BEIJING (Reuters) - China and Norway signed a pact on Friday to resume free trade negotiations, marking the end of a six-year diplomatic freeze, a move China called internationally significant, against the backdrop of a rise in protectionist sentiment worldwide.
The memorandum of understanding was one of six pacts covering cooperation on economic development, technology, health, science and sport during Norwegian Prime Minister Erna Solberg’s visit to China, the first since the countries resumed diplomatic relations in December.
Until then relations between Oslo and Beijing had been on ice, following the award of the 2010 Nobel Peace Prize to jailed Chinese dissident Liu Xiaobo.
“Your visit to China shows that our relations will again, from a new starting point, go on a long journey,” Chinese Premier Li Keqiang told Solberg ahead of a formal two-way meeting.
It was important to find “common areas of interest” as relations normalize, Solberg added.
Li emphasized the international significance of renewal of the talks, given recent setbacks to globalization and rising protectionism, said a Chinese Foreign Ministry official who briefed reporters on the meeting.
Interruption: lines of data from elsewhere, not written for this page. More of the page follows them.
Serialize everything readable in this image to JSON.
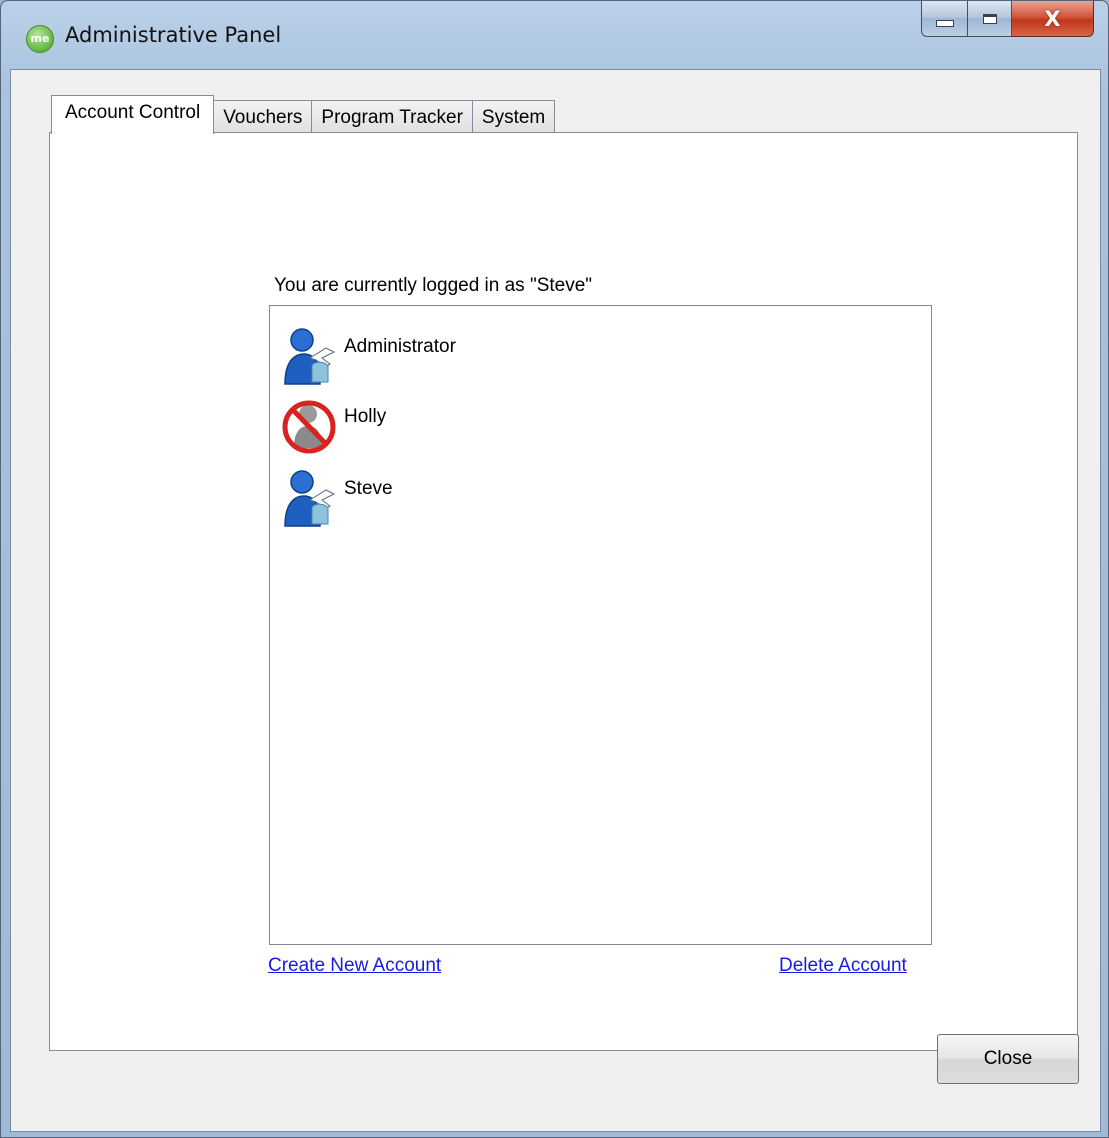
{
  "window": {
    "title": "Administrative Panel",
    "app_icon_text": "me",
    "minimize_label": "",
    "maximize_label": "",
    "close_glyph": "X"
  },
  "tabs": [
    {
      "label": "Account Control",
      "active": true
    },
    {
      "label": "Vouchers",
      "active": false
    },
    {
      "label": "Program Tracker",
      "active": false
    },
    {
      "label": "System",
      "active": false
    }
  ],
  "account_control": {
    "logged_in_text": "You are currently logged in as \"Steve\"",
    "accounts": [
      {
        "name": "Administrator",
        "icon": "admin-user-icon",
        "status": "active"
      },
      {
        "name": "Holly",
        "icon": "disabled-user-icon",
        "status": "disabled"
      },
      {
        "name": "Steve",
        "icon": "admin-user-icon",
        "status": "active"
      }
    ],
    "create_link": "Create New Account",
    "delete_link": "Delete Account"
  },
  "footer": {
    "close_button": "Close"
  },
  "colors": {
    "link": "#1a1ae6",
    "user_blue": "#1f5fbf",
    "disabled_red": "#d8231f"
  }
}
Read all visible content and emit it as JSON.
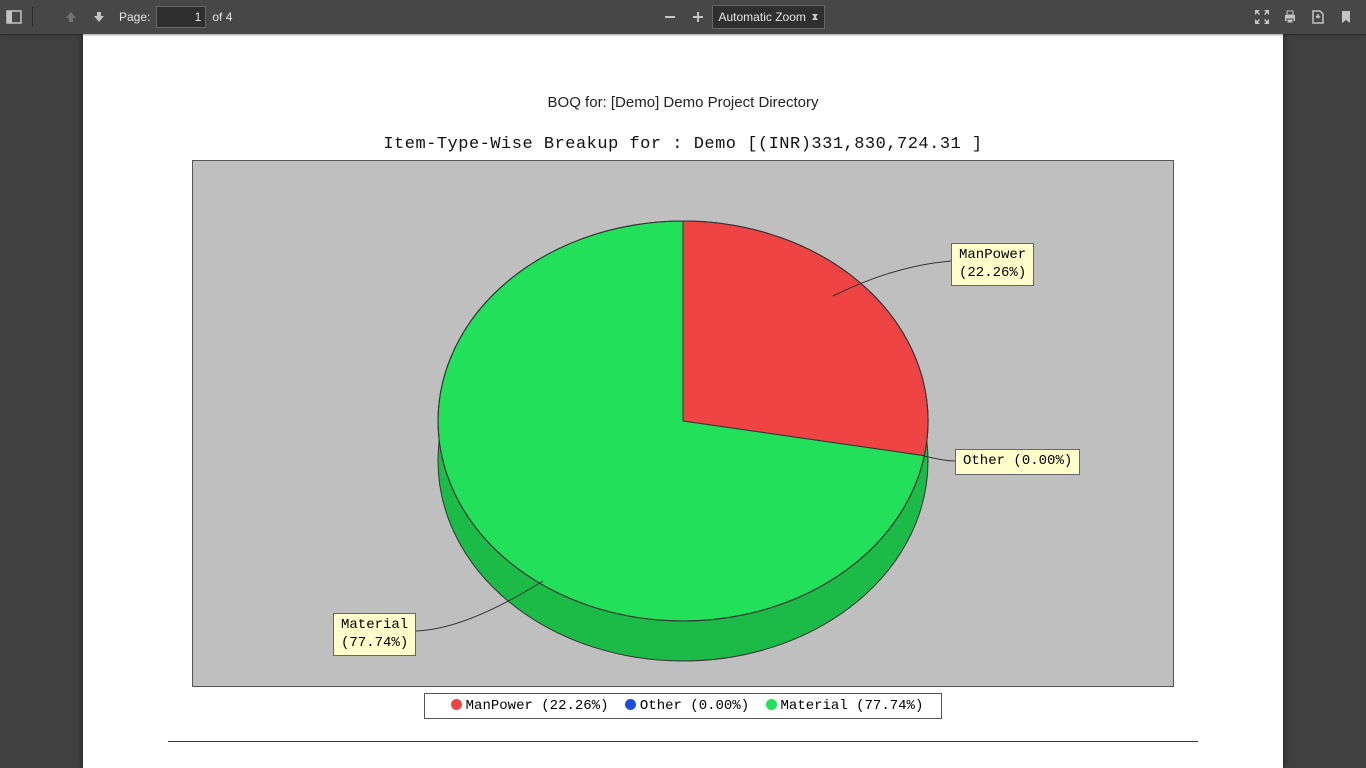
{
  "toolbar": {
    "page_label": "Page:",
    "page_input": "1",
    "page_total": "of 4",
    "zoom_label": "Automatic Zoom"
  },
  "doc": {
    "title": "BOQ for: [Demo] Demo Project Directory"
  },
  "chart_data": {
    "type": "pie",
    "title": "Item-Type-Wise Breakup for : Demo [(INR)331,830,724.31 ]",
    "series": [
      {
        "name": "ManPower",
        "value": 22.26,
        "color": "#ef4444",
        "label": "ManPower\n(22.26%)"
      },
      {
        "name": "Other",
        "value": 0.0,
        "color": "#1d4ed8",
        "label": "Other (0.00%)"
      },
      {
        "name": "Material",
        "value": 77.74,
        "color": "#22e05a",
        "label": "Material\n(77.74%)"
      }
    ],
    "legend": [
      {
        "text": "ManPower (22.26%)",
        "color": "#ef4444"
      },
      {
        "text": "Other (0.00%)",
        "color": "#1d4ed8"
      },
      {
        "text": "Material (77.74%)",
        "color": "#22e05a"
      }
    ]
  }
}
“The resumption of free trade negotiations in this context is very important,” said Liu Weimin, the vice-director of the ministry’s European department.
Liu Xiaobo, who was involved in the 1989 Tiananmen Square pro-democracy protests crushed by the Chinese army, was jailed for 11 years in 2009 on subversion charges for organizing a petition urging an end to one-party rule. He remains in prison.
The Nobel peace prize winner is chosen by a committee in Oslo, while other recipients of the annual awards are decided in Stockholm.
The row between Oslo and Beijing led to difficulties for Norwegian salmon exporters.
Solberg will travel to the business hub of Shanghai and the eastern city of Hangzhou before returning to Beijing to meet President Xi Jinping on Monday.
Reporting by Philip Wen; Editing by Clarence Fernandez